Norway urges allies not to neglect developing world

AFP - [email protected]
Norway urges allies not to neglect developing world
Western countries should not neglect aid to the developing world, a Norwegian minister has said. Pictured is the Norwegian parliament. Photo by Marco Süssi on Unsplash

A Norwegian minister on Monday urged the West to increase international support to the developing world to counter growing influence from Russia and China.


Anne Beathe Tvinnereim, Norway's international development minister, told reporters that developing countries "need to see that they are not forgotten" as focus has turned to aid for Ukraine since the Russian invasion last year.

"We cannot risk ending up in a situation where developing countries feel that it is the West against the rest," she said.

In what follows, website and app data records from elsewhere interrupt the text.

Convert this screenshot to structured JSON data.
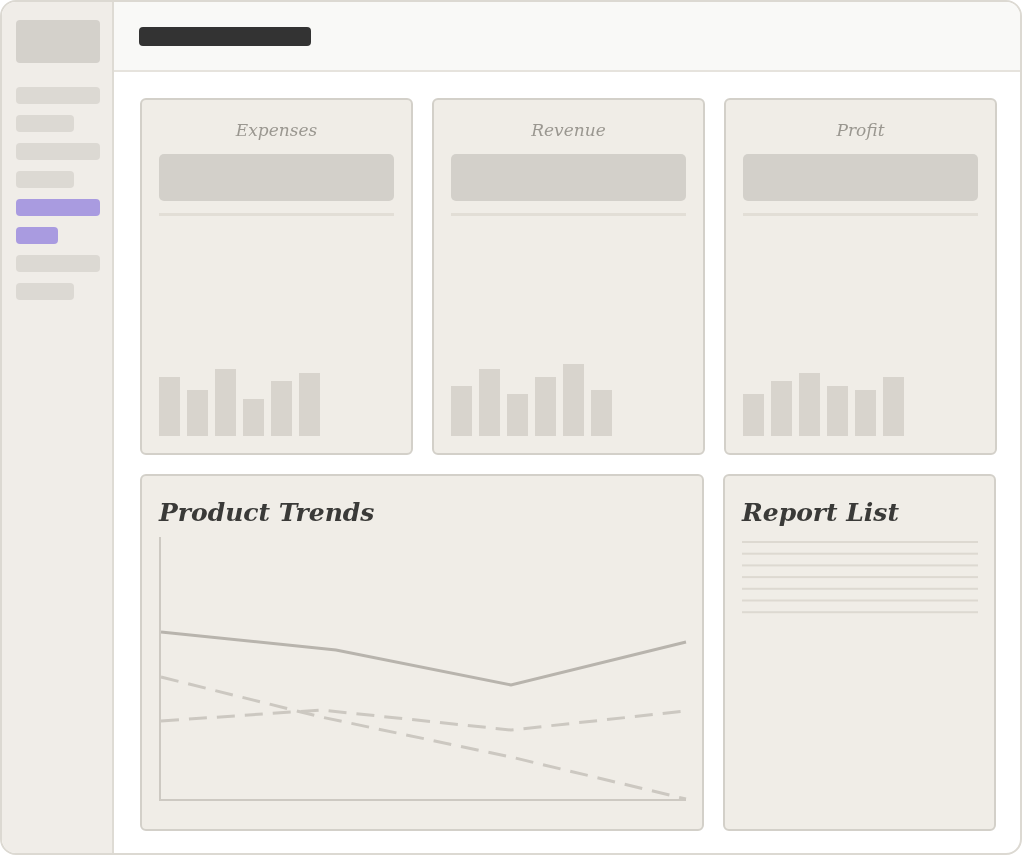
{
  "sidebar": {
    "items": [
      {
        "selected": false
      },
      {
        "selected": false
      },
      {
        "selected": false
      },
      {
        "selected": false
      },
      {
        "selected": true
      },
      {
        "selected": true
      },
      {
        "selected": false
      },
      {
        "selected": false
      }
    ]
  },
  "cards": [
    {
      "title": "Expenses"
    },
    {
      "title": "Revenue"
    },
    {
      "title": "Profit"
    }
  ],
  "panels": [
    {
      "kind": "chart",
      "title": "Product Trends"
    },
    {
      "kind": "list",
      "title": "Report List"
    }
  ]
}
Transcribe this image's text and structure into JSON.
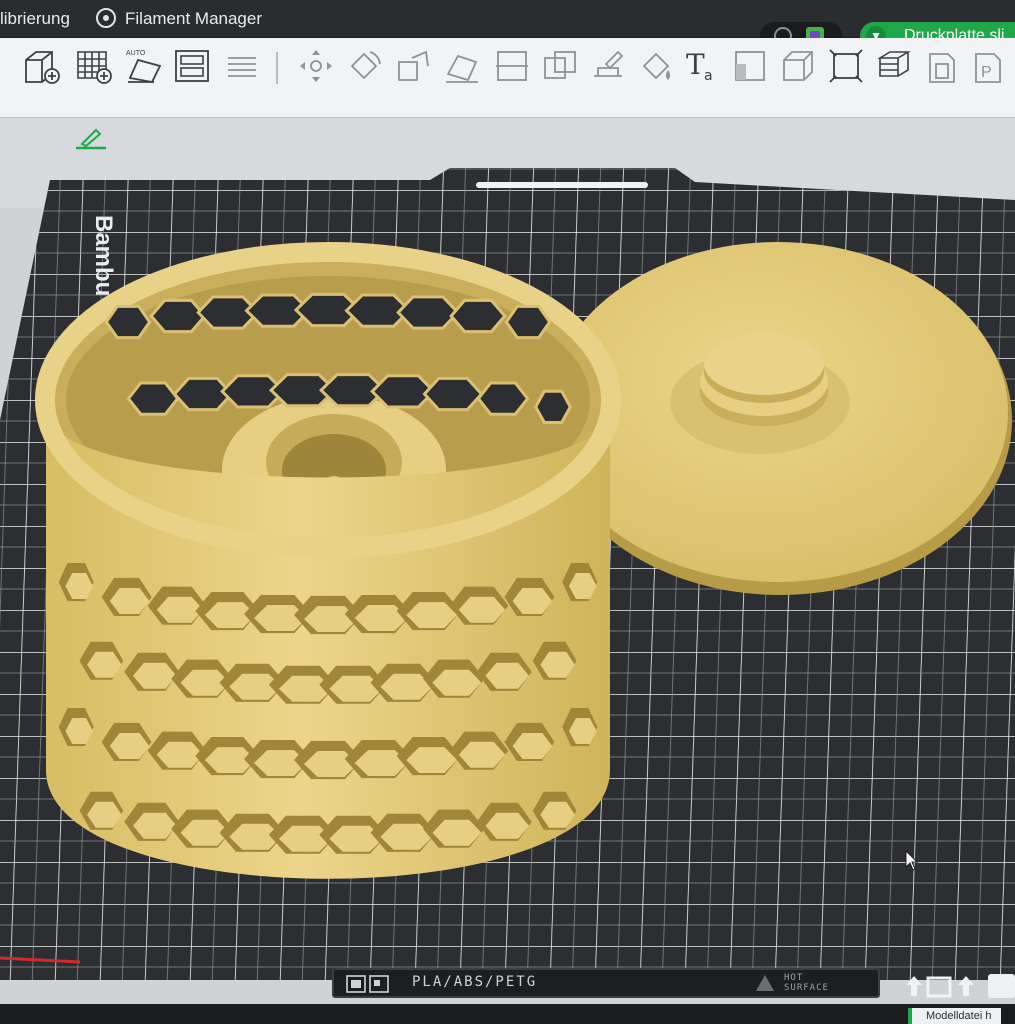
{
  "titlebar": {
    "tab_calibration_label": "librierung",
    "tab_filament_manager_label": "Filament Manager",
    "slice_button_label": "Druckplatte sli"
  },
  "plate": {
    "brand_label": "Bambu Tex"
  },
  "bottom_bar": {
    "filament_label": "PLA/ABS/PETG",
    "hot_surface_line1": "HOT",
    "hot_surface_line2": "SURFACE"
  },
  "status": {
    "text": "Modelldatei h"
  },
  "colors": {
    "model": "#e2c870",
    "plate": "#2c2e31",
    "grid": "#f2f3f4",
    "accent": "#1fa84a"
  },
  "toolbar_icons": [
    "add-object-icon",
    "add-plate-icon",
    "auto-orient-icon",
    "arrange-icon",
    "layers-icon",
    "move-icon",
    "rotate-icon",
    "scale-icon",
    "lay-on-face-icon",
    "cut-icon",
    "boolean-icon",
    "support-paint-icon",
    "color-paint-icon",
    "text-icon",
    "seam-icon",
    "variable-layer-icon",
    "measure-icon",
    "assembly-icon",
    "plate-view-icon",
    "preview-icon"
  ]
}
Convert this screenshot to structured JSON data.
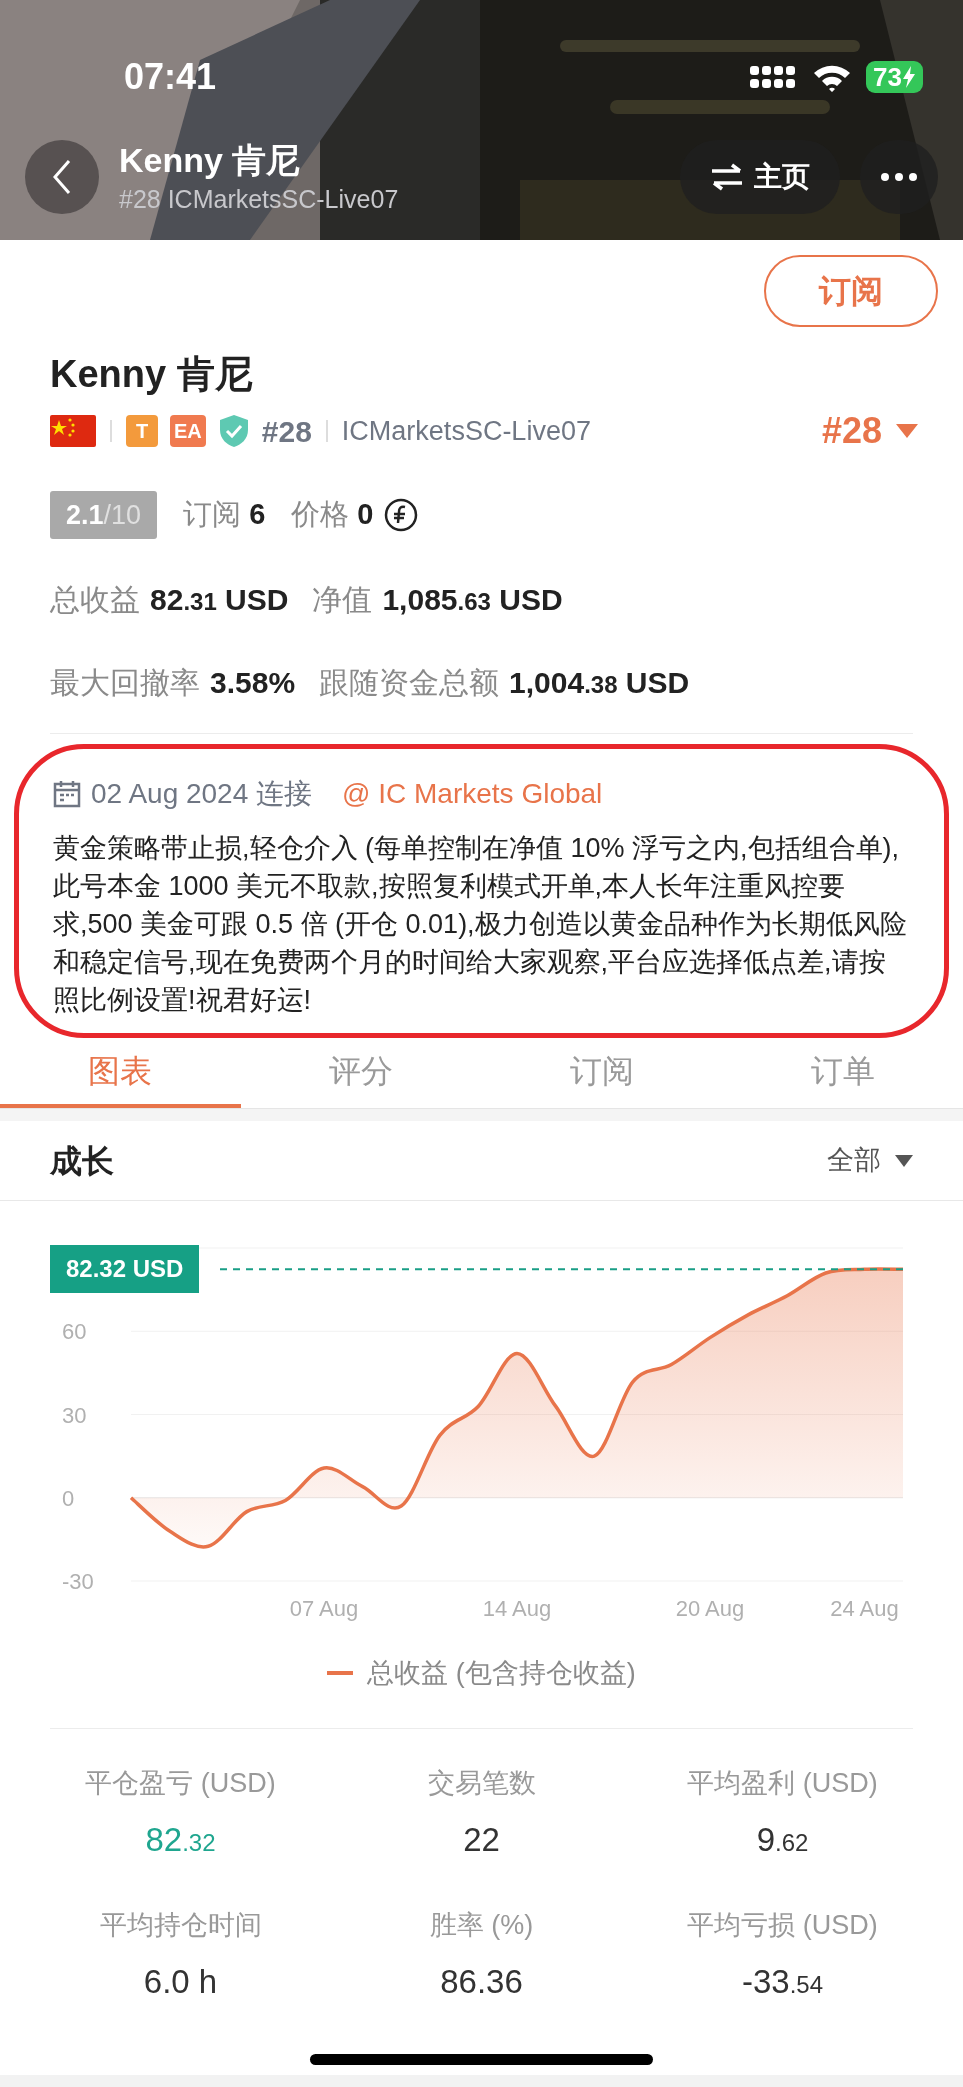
{
  "status_bar": {
    "time": "07:41",
    "battery": "73"
  },
  "header": {
    "title": "Kenny 肯尼",
    "subtitle": "#28 ICMarketsSC-Live07",
    "home_button": "主页"
  },
  "subscribe_button": "订阅",
  "profile": {
    "name": "Kenny 肯尼",
    "badges": [
      {
        "kind": "flag"
      },
      {
        "kind": "letter",
        "label": "T",
        "color": "#f39a3c"
      },
      {
        "kind": "letter",
        "label": "EA",
        "color": "#f07a4f"
      },
      {
        "kind": "shield"
      }
    ],
    "rank": "#28",
    "server": "ICMarketsSC-Live07",
    "rank_select": "#28"
  },
  "rating": {
    "score": "2.1",
    "scale": "/10"
  },
  "counts": [
    {
      "label": "订阅",
      "value": "6"
    },
    {
      "label": "价格",
      "value": "0"
    }
  ],
  "stats": [
    [
      {
        "label": "总收益",
        "main": "82",
        "fraction": ".31",
        "unit": "USD"
      },
      {
        "label": "净值",
        "main": "1,085",
        "fraction": ".63",
        "unit": "USD"
      }
    ],
    [
      {
        "label": "最大回撤率",
        "main": "3.58%"
      },
      {
        "label": "跟随资金总额",
        "main": "1,004",
        "fraction": ".38",
        "unit": "USD"
      }
    ]
  ],
  "connection": {
    "date": "02 Aug 2024 连接",
    "broker": "@ IC Markets Global"
  },
  "description": "黄金策略带止损,轻仓介入 (每单控制在净值 10% 浮亏之内,包括组合单),此号本金 1000 美元不取款,按照复利模式开单,本人长年注重风控要求,500 美金可跟 0.5 倍 (开仓 0.01),极力创造以黄金品种作为长期低风险和稳定信号,现在免费两个月的时间给大家观察,平台应选择低点差,请按照比例设置!祝君好运!",
  "tabs": [
    {
      "label": "图表",
      "selected": true
    },
    {
      "label": "评分",
      "selected": false
    },
    {
      "label": "订阅",
      "selected": false
    },
    {
      "label": "订单",
      "selected": false
    }
  ],
  "growth": {
    "title": "成长",
    "range": "全部",
    "chart_data": {
      "type": "area",
      "categories": [
        null,
        null,
        null,
        null,
        null,
        "07 Aug",
        null,
        null,
        null,
        null,
        "14 Aug",
        null,
        null,
        null,
        null,
        "20 Aug",
        null,
        null,
        null,
        "24 Aug",
        null
      ],
      "series": [
        {
          "name": "总收益 (包含持仓收益)",
          "color": "#e8744a",
          "values": [
            0,
            -12,
            -17.5,
            -5,
            -1,
            10.7,
            4,
            -3,
            22.5,
            33,
            52,
            33,
            15,
            41.8,
            48,
            57.7,
            66,
            72.8,
            81,
            82.3,
            82.3
          ]
        }
      ],
      "ylim": [
        -30,
        90
      ],
      "yticks": [
        -30,
        0,
        30,
        60
      ],
      "ref_lines": [
        {
          "axis": "y",
          "value": 82.3,
          "color": "#1a9e86"
        }
      ],
      "annotations": [
        "82.32 USD"
      ]
    }
  },
  "summary": [
    {
      "label": "平仓盈亏 (USD)",
      "main": "82",
      "fraction": ".32",
      "color": "#1fa68f"
    },
    {
      "label": "交易笔数",
      "main": "22",
      "color": "#333333"
    },
    {
      "label": "平均盈利 (USD)",
      "main": "9",
      "fraction": ".62",
      "color": "#333333"
    },
    {
      "label": "平均持仓时间",
      "main": "6.0 h",
      "color": "#333333"
    },
    {
      "label": "胜率 (%)",
      "main": "86.36",
      "color": "#333333"
    },
    {
      "label": "平均亏损 (USD)",
      "main": "-33",
      "fraction": ".54",
      "color": "#333333"
    }
  ]
}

"I think it's in Norwegian and Western interests to fight back (against) that polarisation with any means that we have, and development assistance is just one of many tools that we should use in that regard."


She underlined the importance of not allowing aid to Ukraine to detract from other crises, and emphasised the need to ensure global food security. Developing countries "did not choose to become part of a new scramble," she said, accusing some countries of "fuelling" distrust.

"I don't think it's any coincidence that (Russian Foreign Minister Sergei) Lavrov has made several trips to Africa," she said, also flagging "Chinese interest in Africa."

"That is just one example of why it's important that countries like Norway and like-minded countries do not withdraw, but rather increase our international support," she said.

Norway has earmarked a huge 75 billion kroner ($7.08 billion) in aid to Ukraine over five years. It has also allocated another five billion kroner this year to poor
countries affected by the conflict by challenges such as rising food costs.

But the country's centre-left government has been heavily criticised for breaking with tradition in its 2023 budget by allocating less than one percent of its gross national income to development aid. The figure for this year is expected to be 0.97 percent.

Tvinnereim attributed the relative reduction to large fluctuations in Norway's gross national income, which has suddenly surged due to rising oil
and gas prices. Norway is one of Europe's biggest suppliers of hydrocarbons.


Join the conversation in our comments section below. Share your own views and experience and if you have a question or suggestion for our journalists then email us at [email protected].
Please keep comments civil, constructive and on topic – and make sure to read our terms of use before getting involved.

Please log in to leave a comment.

See Also